Defendant BAC has engaged in a pattern and practice of non-compliance with the requirements of the mortgage servicer provisions of RESPA, and Plaintiffs seek $1,000 in statutory damages per violation.
Plaintiffs seek attorney fees under 12 U.S.C. § 2605(f)(3).
So, anyway… there’s of course a lot more involved and I’m not going to include it all in this article, or it will be longer than my usual articles, and that would make it REALLY LONG, I realize. Here are the other Counts listed in the complaint, but I’ll provide a link at the bottom to the actual complaint, so the attorneys reading this can dive right in to the details. But here’s the overview:
Count Two: Breach of Contract – Loan Modification Agreement
Count Three: Breach of Contract – Forbearance Agreement
Count Four: Breach of Contract-Promissory Note and Deed of Trust
Count Five: Violation of the Texas Property Code
Count Six: Breach of Oral Contract-HAMP Trial Modification
Count Seven: Unreasonable Collection Efforts
Count Eight: Intentional Misrepresentation
Count Nine: Texas Debt Collection Act
Here’s how the complaint wraps up, with that wonderful Request for Relief section that always asks for the order, as they say in the sales biz. And this one’s a good read.
REQUEST FOR RELIEF
A home is uniquely valuable. It is the largest investment many low income Texans will make in their lifetimes, and provides one of the few opportunities for low income Texans to build wealth. But a home is also where many of the Plaintiffs and other low income Texans raise their children and accumulate their memories. Misrepresentations that jeopardize a borrower’s home are unconscionable and the damage is irreparable. Defendant BAC’s misrepresentations to borrowers are systemic in nature and widespread in practice. Plaintiffs therefore ask that this court:
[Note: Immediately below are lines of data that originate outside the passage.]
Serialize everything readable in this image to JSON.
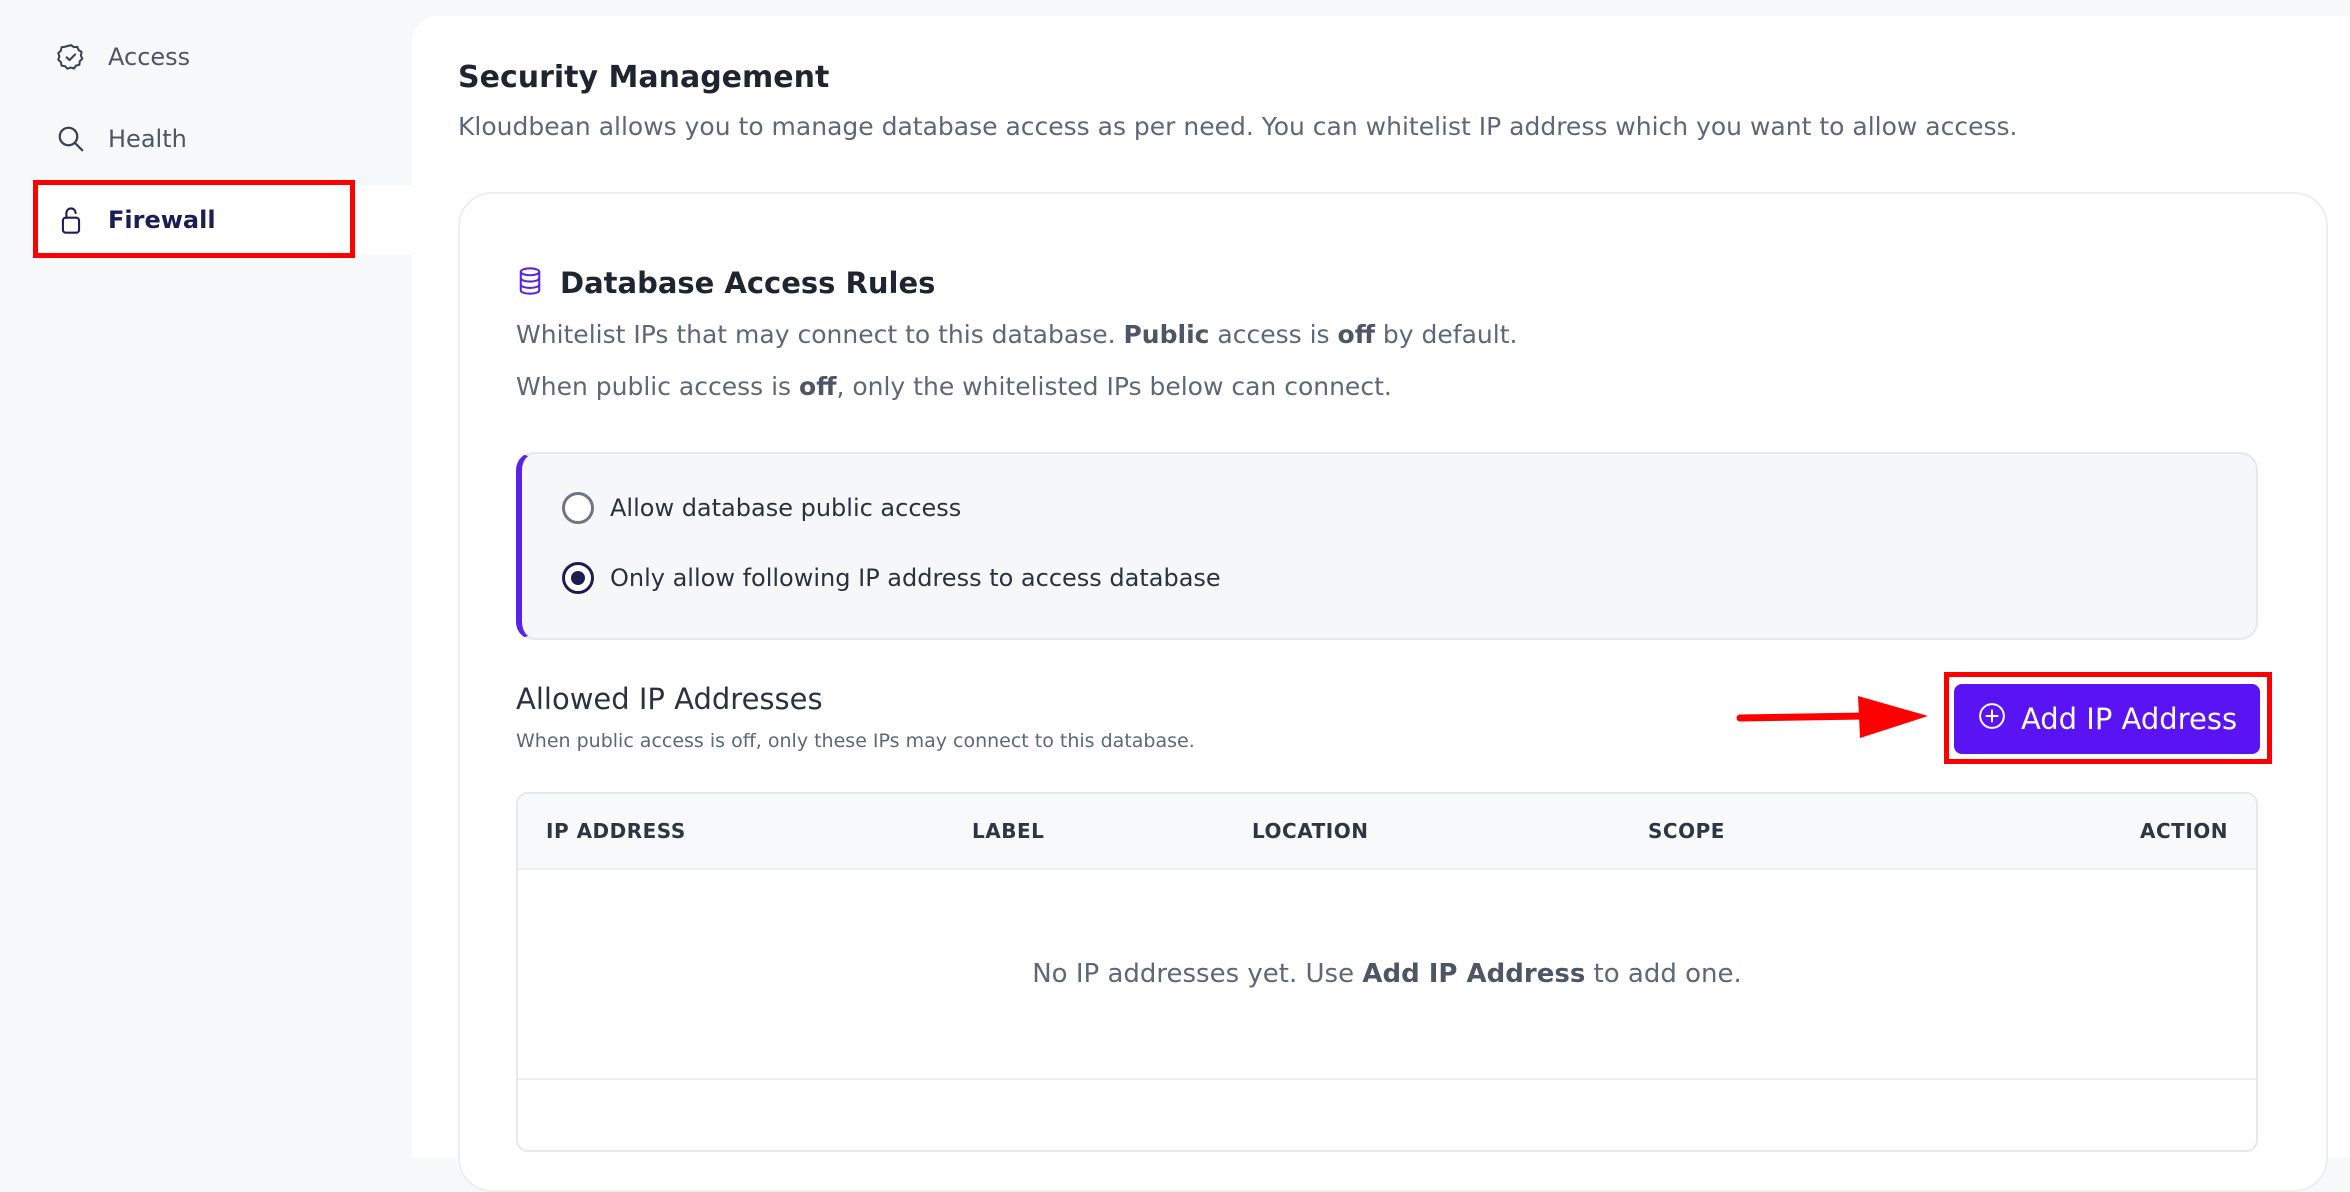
{
  "sidebar": {
    "items": [
      {
        "label": "Access",
        "icon": "badge-check-icon"
      },
      {
        "label": "Health",
        "icon": "search-icon"
      },
      {
        "label": "Firewall",
        "icon": "lock-icon",
        "active": true
      }
    ]
  },
  "header": {
    "title": "Security Management",
    "description": "Kloudbean allows you to manage database access as per need. You can whitelist IP address which you want to allow access."
  },
  "rules": {
    "icon": "database-icon",
    "title": "Database Access Rules",
    "line1": {
      "pre": "Whitelist IPs that may connect to this database. ",
      "b1": "Public",
      "mid": " access is ",
      "b2": "off",
      "post": " by default."
    },
    "line2": {
      "pre": "When public access is ",
      "b1": "off",
      "post": ", only the whitelisted IPs below can connect."
    },
    "options": [
      {
        "label": "Allow database public access",
        "checked": false
      },
      {
        "label": "Only allow following IP address to access database",
        "checked": true
      }
    ]
  },
  "allowed": {
    "title": "Allowed IP Addresses",
    "subtitle": "When public access is off, only these IPs may connect to this database.",
    "add_button": "Add IP Address",
    "columns": [
      "IP ADDRESS",
      "LABEL",
      "LOCATION",
      "SCOPE",
      "ACTION"
    ],
    "empty": {
      "pre": "No IP addresses yet. Use ",
      "b": "Add IP Address",
      "post": " to add one."
    }
  },
  "colors": {
    "accent": "#5a13f3",
    "highlight": "#ff0000",
    "nav_active": "#1b1e54"
  }
}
(1) Enter a temporary and permanent injunction that Defendant BAC, including its agents employees and contractors, refrain from practices, policies, and plans that result in or increase Defendants’ misrepresentations, errors, falsehoods, barriers to timely, accurate communication with Plaintiffs which are identified by the Court through the course of this litigation;
(2) Award each individual Plaintiff their actual, statutory, and exemplary damages;
(3) Award Plaintiffs their costs and attorney fees; and
(4) Grant such other relief as Court finds necessary and just.
Here’s a link to the actual complaint: 15 Texas Homeowners v. Bank of America.
Although for lawyers, I’m sure I’m stating the obvious, but for others… RESPA is a federal statute so I would think that this sort of thing could be happening all over the place… like in all 50 states. And it’s also worth mentioning that what Bank of America is accused of here, is every bit as true for Chase, Wells, One West, US Bank, Aurora, Saxon… are you feeling me here? Come on, multiply the number of banks and servicers times fifty states, and before you know it we could be having a national block party… I’ll bring the beer.
So, let’s all keep an eye on this, okay? And not throw in the towel just yet. There’s a lot going on around this country related to the foreclosure crisis. We’re in a river, not a lake… the water we’re standing in today, won’t be the same water we’ll stand in tomorrow.
We have to win this eventually, we just have to. We cannot just let this country deteriorate into a depressed land of inequality, lacking in opportunity, rife with corruption, besieged by poverty and dominated by a small oligarchy of immensely wealthy bankers and corporate executives who drive our elected officials like slaves. Think that’s too dramatic? Do you? Which part, specifically?
We cannot lose this. I have a daughter.